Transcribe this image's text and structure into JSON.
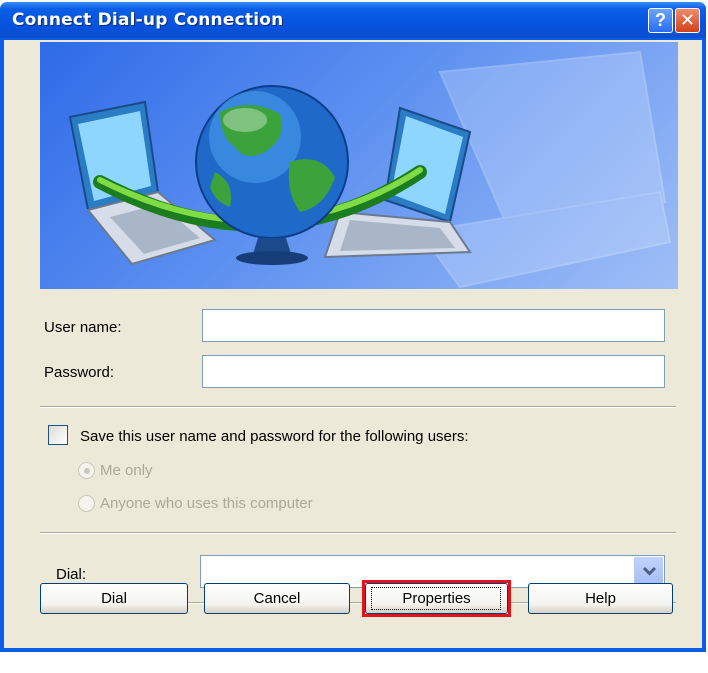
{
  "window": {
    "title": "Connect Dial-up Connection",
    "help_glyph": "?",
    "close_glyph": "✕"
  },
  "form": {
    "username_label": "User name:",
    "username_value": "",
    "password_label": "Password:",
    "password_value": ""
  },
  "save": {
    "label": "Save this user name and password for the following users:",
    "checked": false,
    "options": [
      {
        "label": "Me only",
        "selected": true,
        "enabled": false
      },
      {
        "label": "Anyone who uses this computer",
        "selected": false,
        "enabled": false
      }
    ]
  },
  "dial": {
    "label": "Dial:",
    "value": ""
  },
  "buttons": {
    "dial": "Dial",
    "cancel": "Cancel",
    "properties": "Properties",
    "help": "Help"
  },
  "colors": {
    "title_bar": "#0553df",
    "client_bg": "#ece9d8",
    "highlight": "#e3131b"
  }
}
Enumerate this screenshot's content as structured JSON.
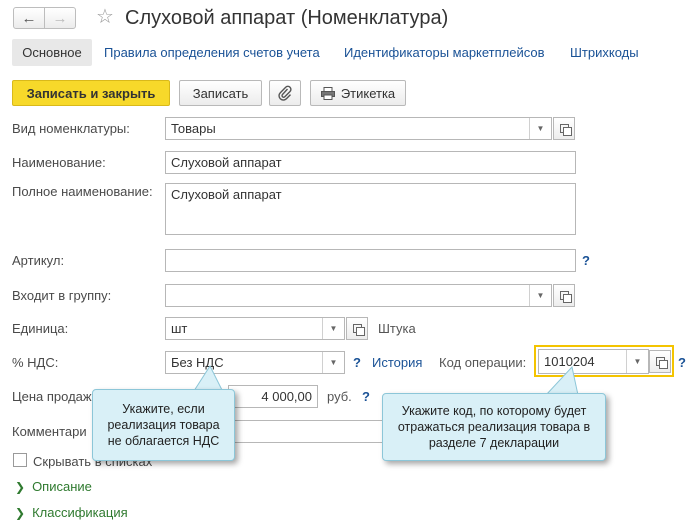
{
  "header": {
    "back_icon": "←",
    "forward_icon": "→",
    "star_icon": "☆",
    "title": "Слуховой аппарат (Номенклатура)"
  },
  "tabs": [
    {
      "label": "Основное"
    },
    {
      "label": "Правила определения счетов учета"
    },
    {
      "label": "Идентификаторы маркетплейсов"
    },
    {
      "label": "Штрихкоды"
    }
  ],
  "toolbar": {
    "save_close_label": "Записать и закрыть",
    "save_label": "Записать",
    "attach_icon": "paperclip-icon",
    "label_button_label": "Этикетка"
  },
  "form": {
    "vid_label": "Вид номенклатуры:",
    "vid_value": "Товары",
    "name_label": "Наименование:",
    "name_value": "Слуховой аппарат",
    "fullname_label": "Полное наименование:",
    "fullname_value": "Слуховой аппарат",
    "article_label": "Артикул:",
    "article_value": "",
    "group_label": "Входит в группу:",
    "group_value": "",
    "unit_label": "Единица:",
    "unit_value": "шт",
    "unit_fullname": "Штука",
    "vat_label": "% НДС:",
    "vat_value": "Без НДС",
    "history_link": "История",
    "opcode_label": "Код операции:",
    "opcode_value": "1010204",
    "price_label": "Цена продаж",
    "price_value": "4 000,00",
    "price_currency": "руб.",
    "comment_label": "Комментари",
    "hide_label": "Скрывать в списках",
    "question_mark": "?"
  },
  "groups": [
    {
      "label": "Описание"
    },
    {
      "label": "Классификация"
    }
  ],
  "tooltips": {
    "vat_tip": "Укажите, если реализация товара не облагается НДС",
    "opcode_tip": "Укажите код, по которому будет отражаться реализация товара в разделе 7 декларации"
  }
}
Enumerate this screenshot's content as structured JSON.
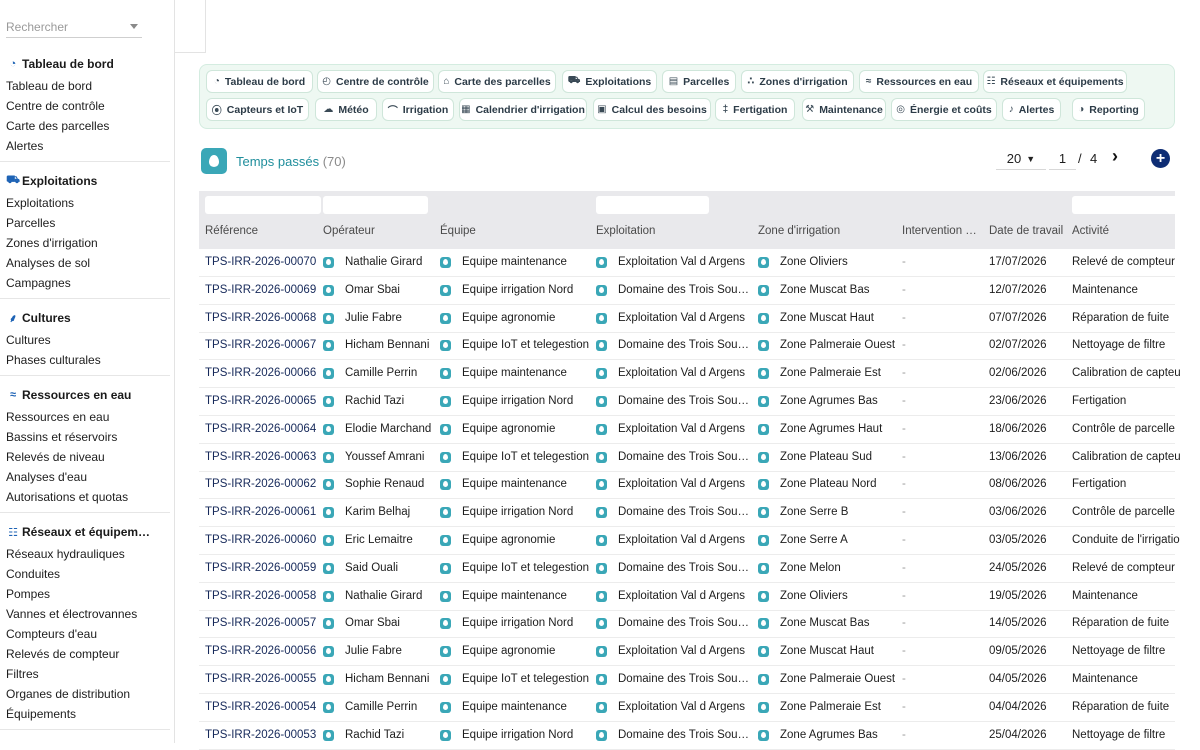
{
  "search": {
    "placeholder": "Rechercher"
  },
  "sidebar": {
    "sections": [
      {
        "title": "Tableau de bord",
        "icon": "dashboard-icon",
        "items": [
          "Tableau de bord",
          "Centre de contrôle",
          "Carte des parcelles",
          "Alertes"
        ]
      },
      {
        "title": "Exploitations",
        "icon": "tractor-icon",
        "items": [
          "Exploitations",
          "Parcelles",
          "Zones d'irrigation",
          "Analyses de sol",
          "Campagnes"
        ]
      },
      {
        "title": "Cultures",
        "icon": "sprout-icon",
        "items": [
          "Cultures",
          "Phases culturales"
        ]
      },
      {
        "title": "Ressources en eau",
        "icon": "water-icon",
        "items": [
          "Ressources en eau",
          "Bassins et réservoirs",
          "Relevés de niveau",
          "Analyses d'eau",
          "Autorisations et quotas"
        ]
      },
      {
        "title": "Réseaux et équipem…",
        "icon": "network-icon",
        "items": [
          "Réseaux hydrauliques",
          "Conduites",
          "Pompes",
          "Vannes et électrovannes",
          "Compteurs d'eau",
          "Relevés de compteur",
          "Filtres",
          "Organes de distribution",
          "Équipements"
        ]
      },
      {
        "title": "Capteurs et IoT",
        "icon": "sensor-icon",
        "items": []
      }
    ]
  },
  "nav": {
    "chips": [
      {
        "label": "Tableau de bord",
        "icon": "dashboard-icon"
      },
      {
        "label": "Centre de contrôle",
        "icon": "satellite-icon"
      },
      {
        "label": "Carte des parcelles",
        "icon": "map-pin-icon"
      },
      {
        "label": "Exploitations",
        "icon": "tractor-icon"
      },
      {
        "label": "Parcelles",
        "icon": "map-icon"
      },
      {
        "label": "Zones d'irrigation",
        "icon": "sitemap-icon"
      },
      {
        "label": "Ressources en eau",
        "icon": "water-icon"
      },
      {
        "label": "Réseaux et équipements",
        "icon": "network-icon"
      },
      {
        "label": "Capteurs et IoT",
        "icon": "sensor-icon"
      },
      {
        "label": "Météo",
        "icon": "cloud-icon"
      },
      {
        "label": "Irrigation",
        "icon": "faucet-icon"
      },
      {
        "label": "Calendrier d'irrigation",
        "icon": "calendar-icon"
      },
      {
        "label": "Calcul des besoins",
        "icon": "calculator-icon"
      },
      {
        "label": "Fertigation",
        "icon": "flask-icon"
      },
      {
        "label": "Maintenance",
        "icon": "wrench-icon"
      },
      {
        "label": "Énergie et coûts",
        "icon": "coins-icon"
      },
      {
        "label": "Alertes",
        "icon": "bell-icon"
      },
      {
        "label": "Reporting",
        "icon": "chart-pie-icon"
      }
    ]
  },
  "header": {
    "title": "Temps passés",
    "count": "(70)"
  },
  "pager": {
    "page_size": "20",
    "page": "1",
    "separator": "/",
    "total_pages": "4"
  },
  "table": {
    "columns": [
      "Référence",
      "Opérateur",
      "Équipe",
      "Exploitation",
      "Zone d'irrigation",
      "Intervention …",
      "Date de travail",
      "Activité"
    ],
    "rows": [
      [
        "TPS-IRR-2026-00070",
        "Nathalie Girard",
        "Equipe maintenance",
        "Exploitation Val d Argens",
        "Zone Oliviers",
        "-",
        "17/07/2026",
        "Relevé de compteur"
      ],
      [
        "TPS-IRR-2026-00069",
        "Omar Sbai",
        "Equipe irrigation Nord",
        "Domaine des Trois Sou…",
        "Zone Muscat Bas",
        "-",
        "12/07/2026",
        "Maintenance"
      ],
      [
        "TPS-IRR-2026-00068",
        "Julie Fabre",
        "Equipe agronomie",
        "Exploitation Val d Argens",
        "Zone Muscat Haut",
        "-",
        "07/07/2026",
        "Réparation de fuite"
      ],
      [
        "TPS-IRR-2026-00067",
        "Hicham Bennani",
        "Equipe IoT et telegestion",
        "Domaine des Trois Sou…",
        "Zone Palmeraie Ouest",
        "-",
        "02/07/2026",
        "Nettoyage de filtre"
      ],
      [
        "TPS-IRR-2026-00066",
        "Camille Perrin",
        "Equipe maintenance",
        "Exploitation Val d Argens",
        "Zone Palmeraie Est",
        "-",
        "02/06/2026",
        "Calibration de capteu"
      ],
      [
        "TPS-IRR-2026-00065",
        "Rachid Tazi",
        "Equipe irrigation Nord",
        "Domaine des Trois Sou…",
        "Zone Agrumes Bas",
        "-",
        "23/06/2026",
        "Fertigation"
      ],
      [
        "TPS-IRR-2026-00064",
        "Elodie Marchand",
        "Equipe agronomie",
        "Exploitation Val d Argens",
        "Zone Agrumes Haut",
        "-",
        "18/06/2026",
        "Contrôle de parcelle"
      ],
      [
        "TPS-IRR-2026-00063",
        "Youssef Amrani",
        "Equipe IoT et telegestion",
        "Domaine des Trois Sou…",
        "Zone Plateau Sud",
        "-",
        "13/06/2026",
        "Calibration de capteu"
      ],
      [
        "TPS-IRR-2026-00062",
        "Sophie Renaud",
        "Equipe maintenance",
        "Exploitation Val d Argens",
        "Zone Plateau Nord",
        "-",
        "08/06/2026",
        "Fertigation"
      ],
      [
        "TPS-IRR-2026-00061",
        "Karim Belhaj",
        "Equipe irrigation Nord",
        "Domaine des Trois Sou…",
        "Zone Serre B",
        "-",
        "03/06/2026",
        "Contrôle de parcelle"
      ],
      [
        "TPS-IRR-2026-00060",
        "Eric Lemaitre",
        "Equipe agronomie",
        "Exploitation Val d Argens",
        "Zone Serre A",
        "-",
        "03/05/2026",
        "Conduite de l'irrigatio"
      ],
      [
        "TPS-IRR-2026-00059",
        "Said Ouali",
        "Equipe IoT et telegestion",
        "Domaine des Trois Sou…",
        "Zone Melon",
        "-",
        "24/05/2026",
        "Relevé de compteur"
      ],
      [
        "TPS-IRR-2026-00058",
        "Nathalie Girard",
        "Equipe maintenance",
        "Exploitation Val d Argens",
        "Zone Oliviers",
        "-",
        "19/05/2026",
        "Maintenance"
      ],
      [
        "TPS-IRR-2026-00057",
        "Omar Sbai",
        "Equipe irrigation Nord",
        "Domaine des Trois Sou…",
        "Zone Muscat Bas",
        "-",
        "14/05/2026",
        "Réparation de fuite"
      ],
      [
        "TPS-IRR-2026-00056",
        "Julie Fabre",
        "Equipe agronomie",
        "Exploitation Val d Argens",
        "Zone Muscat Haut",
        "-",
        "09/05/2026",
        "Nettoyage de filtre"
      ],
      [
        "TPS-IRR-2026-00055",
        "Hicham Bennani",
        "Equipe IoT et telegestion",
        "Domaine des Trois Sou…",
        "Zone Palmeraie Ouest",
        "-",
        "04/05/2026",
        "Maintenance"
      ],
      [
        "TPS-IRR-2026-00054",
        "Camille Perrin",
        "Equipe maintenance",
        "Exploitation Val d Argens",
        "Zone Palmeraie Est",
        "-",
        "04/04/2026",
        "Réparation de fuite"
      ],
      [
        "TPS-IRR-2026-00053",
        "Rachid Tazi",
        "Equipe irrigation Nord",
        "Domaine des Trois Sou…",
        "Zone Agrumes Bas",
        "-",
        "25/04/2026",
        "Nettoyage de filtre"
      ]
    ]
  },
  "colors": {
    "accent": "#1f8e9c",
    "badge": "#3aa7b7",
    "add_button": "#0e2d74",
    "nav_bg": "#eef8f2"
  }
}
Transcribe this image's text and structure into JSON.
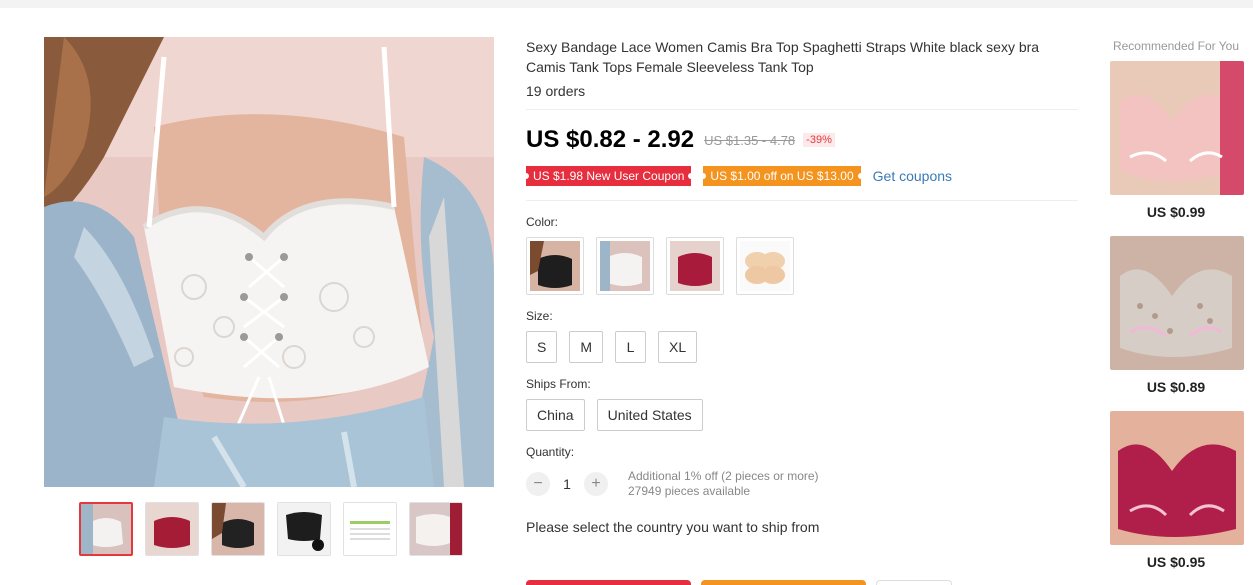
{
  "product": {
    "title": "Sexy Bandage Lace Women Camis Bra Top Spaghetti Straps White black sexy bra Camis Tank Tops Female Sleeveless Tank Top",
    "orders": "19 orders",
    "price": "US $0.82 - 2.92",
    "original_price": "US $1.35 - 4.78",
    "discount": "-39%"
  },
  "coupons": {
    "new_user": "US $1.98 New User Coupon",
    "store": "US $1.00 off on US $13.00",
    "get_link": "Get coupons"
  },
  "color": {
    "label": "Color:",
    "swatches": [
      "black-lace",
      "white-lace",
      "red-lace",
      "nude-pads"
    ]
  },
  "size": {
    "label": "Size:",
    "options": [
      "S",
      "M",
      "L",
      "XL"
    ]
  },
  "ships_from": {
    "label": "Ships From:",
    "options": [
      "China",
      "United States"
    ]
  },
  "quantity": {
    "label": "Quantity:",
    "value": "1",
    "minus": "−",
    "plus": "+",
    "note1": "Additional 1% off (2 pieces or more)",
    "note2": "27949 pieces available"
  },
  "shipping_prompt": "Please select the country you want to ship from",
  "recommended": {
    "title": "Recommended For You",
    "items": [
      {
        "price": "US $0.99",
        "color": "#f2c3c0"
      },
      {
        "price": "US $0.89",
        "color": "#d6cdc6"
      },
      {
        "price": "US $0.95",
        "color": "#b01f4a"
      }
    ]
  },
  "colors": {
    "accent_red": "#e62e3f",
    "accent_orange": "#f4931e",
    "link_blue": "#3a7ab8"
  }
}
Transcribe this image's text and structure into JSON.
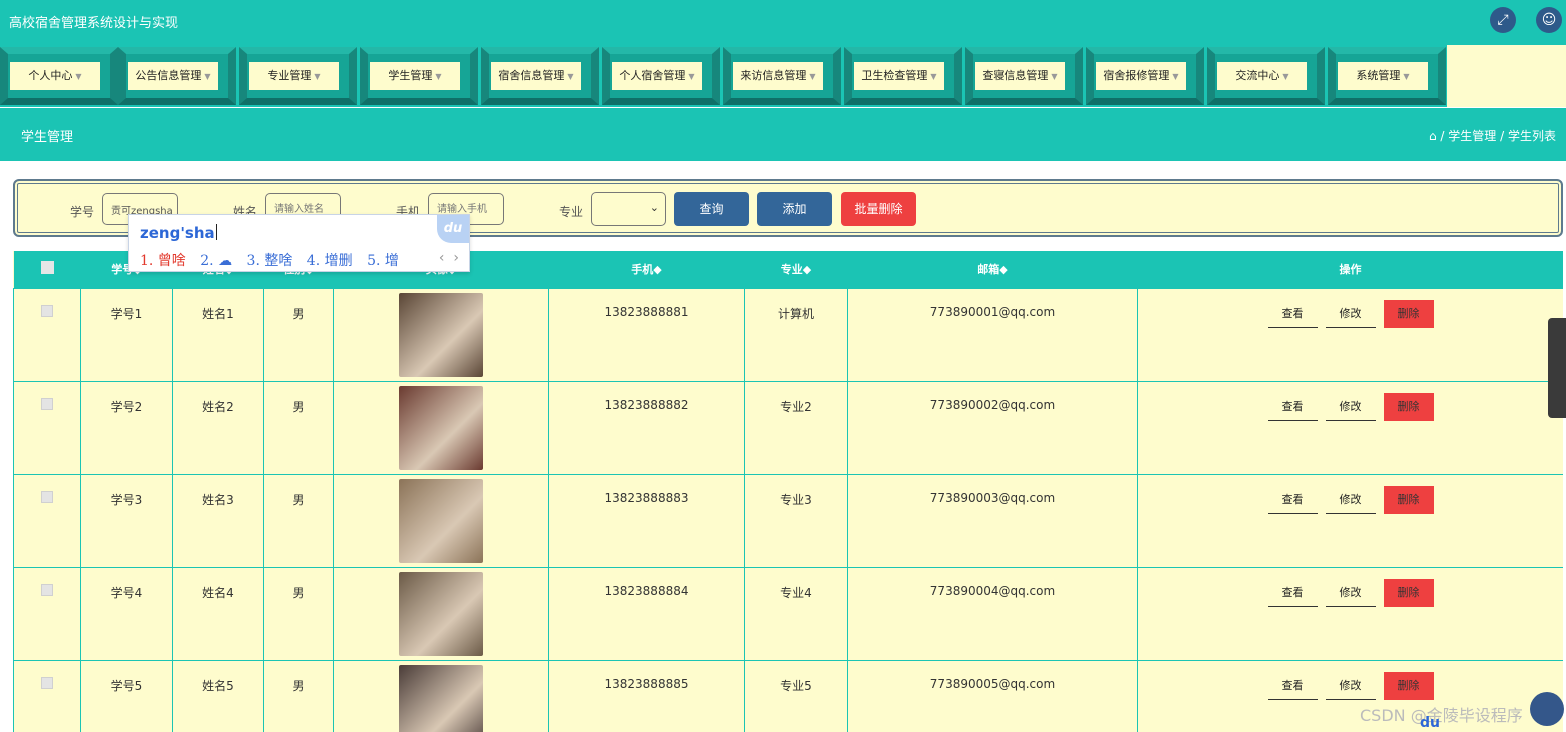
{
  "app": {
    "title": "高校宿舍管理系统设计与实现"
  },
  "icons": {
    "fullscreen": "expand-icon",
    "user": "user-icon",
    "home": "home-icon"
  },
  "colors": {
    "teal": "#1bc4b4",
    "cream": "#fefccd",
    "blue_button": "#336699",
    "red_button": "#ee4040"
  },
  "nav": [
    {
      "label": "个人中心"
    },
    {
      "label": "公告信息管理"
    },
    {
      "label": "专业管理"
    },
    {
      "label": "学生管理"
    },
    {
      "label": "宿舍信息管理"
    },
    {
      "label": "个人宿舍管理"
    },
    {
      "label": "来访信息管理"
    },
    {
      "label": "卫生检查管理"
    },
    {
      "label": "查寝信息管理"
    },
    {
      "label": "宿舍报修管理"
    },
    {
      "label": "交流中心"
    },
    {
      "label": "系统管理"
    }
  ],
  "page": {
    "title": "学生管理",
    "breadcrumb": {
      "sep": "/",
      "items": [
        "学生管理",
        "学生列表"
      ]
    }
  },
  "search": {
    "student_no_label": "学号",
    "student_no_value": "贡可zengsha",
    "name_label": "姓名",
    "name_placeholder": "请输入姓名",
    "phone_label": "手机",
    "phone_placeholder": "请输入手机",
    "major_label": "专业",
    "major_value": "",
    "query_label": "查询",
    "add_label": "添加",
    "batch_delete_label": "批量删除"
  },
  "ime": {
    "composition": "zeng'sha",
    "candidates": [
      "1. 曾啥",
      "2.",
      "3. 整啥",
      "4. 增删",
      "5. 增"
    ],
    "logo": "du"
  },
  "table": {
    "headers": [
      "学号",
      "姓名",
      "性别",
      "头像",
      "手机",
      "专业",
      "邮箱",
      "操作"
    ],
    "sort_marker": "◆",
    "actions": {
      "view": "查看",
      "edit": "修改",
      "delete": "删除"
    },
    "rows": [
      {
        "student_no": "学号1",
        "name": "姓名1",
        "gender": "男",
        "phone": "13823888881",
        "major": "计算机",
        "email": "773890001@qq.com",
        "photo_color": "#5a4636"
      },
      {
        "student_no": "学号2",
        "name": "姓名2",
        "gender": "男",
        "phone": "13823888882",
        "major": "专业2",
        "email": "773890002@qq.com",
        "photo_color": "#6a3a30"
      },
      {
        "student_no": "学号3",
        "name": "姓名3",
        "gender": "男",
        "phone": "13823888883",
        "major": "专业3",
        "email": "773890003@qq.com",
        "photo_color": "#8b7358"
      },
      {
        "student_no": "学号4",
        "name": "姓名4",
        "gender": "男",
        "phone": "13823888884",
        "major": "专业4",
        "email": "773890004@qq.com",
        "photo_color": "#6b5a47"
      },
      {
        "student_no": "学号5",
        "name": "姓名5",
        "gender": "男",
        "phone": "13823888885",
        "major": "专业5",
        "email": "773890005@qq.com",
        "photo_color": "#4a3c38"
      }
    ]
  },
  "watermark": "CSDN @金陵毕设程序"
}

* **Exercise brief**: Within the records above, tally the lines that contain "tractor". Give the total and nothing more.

* **Answer space**: 2